That is a good question. I wish I had the answer. Information like that would be nice to know. I suppose I could say … “your guess is as good as mine”, but I reckon that wouldn’t be very helpful. I have tried a few different times looking up information about tires and rims and pretty much concluded that I must be dumber than I thought as I couldn’t make much out of most of what I read. It just seems to get pretty technical and complicated. I find it quite challenging trying to make sense out of all of it. It was pretty simple when I was a kid, but thru the years man has managed to make it quite complicated. You can try your hand at it if you want. Perhaps you will have more success than I have had in the past. My best advice is to go ask someone who works with this and has some understanding of it. That being said, don’t be surprised if they don’t know of a certainty the answer to your question.
But this much I know … more and more it seems as though people are moving toward wider tires on their trikes … trying to remake their trikes into “mini-FAT trikes”. I can understand and appreciate that, but hey, a rim can only handle so much additional width without concern of safety and performance.

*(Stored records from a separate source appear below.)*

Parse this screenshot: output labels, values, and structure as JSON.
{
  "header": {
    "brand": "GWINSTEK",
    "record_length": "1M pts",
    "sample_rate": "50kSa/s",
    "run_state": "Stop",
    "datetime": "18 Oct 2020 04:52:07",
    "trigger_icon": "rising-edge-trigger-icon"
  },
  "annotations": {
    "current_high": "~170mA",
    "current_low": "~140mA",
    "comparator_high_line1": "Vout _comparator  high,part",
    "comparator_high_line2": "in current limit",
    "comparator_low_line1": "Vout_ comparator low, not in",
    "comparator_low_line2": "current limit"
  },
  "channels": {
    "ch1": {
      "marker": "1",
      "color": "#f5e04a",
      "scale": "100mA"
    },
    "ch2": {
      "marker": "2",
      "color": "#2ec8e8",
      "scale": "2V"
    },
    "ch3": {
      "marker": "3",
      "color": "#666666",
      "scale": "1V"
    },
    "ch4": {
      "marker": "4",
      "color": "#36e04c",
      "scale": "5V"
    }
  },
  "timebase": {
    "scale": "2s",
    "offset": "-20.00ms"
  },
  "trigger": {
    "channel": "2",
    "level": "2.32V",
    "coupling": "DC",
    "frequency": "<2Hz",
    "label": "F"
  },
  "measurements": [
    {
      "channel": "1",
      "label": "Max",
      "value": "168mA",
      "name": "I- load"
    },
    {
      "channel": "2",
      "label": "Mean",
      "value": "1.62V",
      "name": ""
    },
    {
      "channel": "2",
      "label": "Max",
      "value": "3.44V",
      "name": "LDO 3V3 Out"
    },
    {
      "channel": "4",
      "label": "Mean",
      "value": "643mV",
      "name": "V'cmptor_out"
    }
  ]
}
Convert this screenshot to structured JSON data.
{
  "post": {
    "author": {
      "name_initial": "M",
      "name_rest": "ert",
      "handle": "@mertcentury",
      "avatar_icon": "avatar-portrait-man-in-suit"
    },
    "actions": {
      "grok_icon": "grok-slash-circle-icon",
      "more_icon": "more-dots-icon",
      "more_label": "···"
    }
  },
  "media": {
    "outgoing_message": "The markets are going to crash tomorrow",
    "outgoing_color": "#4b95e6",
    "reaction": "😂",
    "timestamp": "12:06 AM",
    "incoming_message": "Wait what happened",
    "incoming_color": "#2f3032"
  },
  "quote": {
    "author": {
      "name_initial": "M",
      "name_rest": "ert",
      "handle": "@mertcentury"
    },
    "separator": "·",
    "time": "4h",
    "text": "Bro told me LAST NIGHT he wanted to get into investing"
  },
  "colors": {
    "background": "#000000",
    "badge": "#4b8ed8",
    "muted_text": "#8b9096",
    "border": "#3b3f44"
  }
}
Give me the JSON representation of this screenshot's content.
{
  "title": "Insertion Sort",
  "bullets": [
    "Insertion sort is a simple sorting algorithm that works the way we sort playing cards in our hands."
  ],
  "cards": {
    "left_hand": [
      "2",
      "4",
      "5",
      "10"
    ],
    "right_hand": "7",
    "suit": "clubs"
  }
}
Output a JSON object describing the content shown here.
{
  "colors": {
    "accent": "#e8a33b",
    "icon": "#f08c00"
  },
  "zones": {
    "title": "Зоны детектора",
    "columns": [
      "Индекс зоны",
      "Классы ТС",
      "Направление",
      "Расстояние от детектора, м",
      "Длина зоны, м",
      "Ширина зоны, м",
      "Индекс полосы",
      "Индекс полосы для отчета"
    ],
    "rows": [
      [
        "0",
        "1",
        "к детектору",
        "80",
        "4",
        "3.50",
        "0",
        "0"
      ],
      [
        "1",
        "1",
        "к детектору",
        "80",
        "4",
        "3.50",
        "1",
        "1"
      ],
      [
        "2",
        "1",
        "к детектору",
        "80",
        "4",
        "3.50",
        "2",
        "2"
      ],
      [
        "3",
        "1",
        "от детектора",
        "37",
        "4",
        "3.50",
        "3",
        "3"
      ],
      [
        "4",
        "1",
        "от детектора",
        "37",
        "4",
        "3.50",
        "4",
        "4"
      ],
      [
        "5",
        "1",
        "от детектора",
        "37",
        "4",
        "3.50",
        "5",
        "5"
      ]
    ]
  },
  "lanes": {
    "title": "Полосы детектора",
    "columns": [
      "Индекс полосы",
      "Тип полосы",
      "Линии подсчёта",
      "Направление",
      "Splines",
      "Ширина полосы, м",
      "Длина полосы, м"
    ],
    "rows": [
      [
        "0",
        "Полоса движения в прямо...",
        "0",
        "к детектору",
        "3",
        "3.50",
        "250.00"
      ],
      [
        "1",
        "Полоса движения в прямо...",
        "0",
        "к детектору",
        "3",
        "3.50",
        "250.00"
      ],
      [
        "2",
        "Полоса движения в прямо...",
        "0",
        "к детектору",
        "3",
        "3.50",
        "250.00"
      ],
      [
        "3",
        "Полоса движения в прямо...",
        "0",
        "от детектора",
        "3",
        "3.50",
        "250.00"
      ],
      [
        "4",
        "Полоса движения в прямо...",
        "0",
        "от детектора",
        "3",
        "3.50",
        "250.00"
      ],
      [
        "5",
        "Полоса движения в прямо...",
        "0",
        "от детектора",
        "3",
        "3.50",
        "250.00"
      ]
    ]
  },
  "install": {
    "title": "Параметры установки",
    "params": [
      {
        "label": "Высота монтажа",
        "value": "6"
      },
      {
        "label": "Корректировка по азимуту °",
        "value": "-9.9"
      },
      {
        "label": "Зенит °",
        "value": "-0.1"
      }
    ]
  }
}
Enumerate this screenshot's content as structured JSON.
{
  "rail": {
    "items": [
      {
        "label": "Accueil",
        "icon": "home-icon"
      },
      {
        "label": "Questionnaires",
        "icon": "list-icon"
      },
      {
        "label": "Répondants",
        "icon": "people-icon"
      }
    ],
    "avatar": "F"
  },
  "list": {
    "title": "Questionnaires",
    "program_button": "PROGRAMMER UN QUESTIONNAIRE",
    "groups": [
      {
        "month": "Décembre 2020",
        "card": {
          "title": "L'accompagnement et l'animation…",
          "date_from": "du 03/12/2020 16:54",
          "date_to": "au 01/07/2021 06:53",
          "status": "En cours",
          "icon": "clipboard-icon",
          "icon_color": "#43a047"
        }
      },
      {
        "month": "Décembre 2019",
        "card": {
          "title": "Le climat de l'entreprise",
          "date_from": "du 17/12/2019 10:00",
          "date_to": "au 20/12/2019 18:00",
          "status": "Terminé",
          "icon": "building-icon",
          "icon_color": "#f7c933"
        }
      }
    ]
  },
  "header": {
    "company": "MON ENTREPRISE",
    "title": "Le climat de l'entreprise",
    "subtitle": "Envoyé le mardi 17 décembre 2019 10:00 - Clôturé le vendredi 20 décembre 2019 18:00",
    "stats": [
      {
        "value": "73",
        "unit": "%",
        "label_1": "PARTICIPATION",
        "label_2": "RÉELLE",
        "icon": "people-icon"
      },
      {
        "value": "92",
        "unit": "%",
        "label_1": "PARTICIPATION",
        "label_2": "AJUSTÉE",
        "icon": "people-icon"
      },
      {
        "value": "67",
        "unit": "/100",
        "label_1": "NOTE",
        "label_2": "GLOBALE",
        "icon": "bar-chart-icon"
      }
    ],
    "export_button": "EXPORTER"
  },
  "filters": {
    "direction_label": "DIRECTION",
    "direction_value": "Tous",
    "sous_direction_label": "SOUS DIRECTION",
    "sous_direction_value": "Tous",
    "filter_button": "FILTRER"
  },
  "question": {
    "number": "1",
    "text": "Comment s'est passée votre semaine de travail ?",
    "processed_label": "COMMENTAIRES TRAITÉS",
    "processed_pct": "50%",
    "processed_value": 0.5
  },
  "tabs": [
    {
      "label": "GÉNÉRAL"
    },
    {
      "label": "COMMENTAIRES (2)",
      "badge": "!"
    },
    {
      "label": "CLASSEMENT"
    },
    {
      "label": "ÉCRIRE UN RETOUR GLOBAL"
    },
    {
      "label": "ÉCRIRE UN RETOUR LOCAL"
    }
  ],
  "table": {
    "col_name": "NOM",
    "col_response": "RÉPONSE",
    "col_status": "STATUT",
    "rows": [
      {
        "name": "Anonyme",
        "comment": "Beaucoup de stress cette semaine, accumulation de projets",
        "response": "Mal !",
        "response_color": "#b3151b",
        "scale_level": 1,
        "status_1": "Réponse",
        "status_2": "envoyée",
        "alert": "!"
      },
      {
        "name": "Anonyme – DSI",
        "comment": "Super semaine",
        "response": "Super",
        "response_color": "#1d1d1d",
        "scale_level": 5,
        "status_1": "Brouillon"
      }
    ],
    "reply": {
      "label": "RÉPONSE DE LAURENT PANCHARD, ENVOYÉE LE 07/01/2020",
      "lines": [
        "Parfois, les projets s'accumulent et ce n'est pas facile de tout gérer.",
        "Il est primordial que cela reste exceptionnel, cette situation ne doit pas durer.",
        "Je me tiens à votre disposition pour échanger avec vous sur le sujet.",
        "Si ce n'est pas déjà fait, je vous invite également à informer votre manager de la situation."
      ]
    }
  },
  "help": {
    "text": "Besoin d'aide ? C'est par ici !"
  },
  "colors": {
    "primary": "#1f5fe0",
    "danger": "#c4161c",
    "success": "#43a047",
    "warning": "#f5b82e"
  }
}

HERE is Schwalbe’s article on this.
You can read the late Sheldon Brown’s article HERE.
There are some formulas for calculation HERE.
HERE is another good article on tire width and rim size.
Here are some things I have learned. Some of it is just common sense and logic.
Tires are designed to have a certain shape when they are properly inflated on the rim. If the tire is too narrow traction and stability when cornering will suffer. If the tire bead is too wide where is fits down into the rim the tire will be deformed from the way it was designed and the tread will be effected. Impact absorption will suffer as will control during cornering. Sidewalls can be more easily damaged and cut. A proper fitting tire on a rim will ensure maximum performance in cornering and traction as well as provide the least rolling resistance. Tires are designed to have a certain shape when properly mounted and inflated. When we modify things we can effect our safety in the performance and handling of the tire.
A wider tire has less rolling resistance than a narrower one of the same “build” and air pressure. A wider tire will also help prevent pinch flats.
Yeah, I wish I could give you a quick and accurate response, but the truth is “your guess is as good as mine”. Well, hopefully we can all …
KEEP ON TRIKIN’